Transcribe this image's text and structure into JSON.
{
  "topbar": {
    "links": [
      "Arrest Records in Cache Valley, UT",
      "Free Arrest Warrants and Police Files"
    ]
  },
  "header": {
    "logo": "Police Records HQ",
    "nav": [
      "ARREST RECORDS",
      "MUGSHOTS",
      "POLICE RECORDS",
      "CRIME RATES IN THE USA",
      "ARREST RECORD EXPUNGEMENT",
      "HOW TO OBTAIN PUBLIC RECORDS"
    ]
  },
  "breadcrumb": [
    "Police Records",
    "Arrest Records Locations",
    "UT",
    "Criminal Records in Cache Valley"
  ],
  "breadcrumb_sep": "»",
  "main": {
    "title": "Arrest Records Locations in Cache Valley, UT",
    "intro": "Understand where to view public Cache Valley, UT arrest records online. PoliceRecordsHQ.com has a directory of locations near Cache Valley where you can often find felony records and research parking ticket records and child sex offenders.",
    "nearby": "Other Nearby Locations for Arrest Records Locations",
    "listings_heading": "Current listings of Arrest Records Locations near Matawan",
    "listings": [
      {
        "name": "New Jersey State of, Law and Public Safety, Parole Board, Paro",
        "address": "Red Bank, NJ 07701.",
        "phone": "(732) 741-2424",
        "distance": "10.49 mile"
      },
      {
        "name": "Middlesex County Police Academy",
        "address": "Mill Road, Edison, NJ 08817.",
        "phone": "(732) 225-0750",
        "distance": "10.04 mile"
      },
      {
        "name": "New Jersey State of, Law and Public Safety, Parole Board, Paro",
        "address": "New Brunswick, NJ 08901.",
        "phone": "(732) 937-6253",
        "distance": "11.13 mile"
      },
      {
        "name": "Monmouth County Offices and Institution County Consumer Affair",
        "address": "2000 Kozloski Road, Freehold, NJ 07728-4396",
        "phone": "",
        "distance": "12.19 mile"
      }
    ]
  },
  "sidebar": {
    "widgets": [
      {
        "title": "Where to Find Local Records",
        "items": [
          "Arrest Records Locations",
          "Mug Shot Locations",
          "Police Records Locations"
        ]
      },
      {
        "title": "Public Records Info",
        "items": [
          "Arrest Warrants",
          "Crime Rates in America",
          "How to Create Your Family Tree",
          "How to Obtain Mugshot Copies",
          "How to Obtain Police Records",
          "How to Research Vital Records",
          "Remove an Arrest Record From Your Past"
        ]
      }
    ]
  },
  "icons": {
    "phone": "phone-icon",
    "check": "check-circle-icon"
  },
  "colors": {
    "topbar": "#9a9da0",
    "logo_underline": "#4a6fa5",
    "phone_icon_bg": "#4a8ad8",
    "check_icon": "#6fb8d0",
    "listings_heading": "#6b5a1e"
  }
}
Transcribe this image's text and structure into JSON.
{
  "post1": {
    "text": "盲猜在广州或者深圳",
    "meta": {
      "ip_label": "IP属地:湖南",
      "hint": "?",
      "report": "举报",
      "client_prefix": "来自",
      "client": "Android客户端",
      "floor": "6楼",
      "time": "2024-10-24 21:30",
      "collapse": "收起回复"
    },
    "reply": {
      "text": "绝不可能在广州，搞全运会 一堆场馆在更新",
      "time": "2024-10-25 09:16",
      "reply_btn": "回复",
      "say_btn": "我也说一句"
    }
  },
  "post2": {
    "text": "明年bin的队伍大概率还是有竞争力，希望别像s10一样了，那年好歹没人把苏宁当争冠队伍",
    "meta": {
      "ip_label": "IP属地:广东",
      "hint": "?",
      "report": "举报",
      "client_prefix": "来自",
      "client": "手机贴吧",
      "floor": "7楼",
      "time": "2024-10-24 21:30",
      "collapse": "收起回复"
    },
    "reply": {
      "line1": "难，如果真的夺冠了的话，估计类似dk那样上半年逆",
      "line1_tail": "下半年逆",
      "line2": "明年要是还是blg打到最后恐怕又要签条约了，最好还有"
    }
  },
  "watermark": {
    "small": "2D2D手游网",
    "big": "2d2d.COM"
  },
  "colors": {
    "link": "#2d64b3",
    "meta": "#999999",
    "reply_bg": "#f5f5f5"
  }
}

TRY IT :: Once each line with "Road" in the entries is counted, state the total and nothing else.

REPLY TO THE TASK :: 2